TASK OBJECTIVE :: Print out the data precisely as it appears here, with no pictures.

App and web page records

········

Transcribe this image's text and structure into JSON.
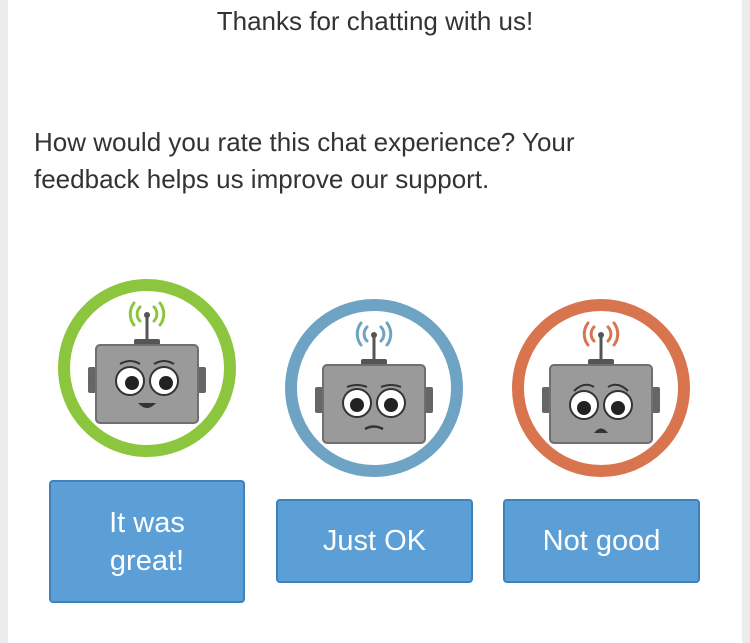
{
  "header": {
    "title": "Thanks for chatting with us!"
  },
  "survey": {
    "question": "How would you rate this chat experience? Your feedback helps us improve our support."
  },
  "options": [
    {
      "id": "great",
      "label": "It was great!",
      "ring_color": "#8cc63f",
      "face_icon": "happy-robot-icon"
    },
    {
      "id": "ok",
      "label": "Just OK",
      "ring_color": "#6fa3c4",
      "face_icon": "neutral-robot-icon"
    },
    {
      "id": "bad",
      "label": "Not good",
      "ring_color": "#d8754e",
      "face_icon": "sad-robot-icon"
    }
  ],
  "colors": {
    "button_bg": "#5b9fd6",
    "button_border": "#3f81bd",
    "button_text": "#ffffff",
    "text": "#333333"
  }
}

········

SOLVED EXERCISE ::
Transcribe this image's text and structure into JSON.
{
  "header": {
    "title": "Thanks for chatting with us!"
  },
  "survey": {
    "question": "How would you rate this chat experience? Your feedback helps us improve our support."
  },
  "options": [
    {
      "id": "great",
      "label": "It was great!",
      "ring_color": "#8cc63f",
      "face_icon": "happy-robot-icon"
    },
    {
      "id": "ok",
      "label": "Just OK",
      "ring_color": "#6fa3c4",
      "face_icon": "neutral-robot-icon"
    },
    {
      "id": "bad",
      "label": "Not good",
      "ring_color": "#d8754e",
      "face_icon": "sad-robot-icon"
    }
  ],
  "colors": {
    "button_bg": "#5b9fd6",
    "button_border": "#3f81bd",
    "button_text": "#ffffff",
    "text": "#333333"
  }
}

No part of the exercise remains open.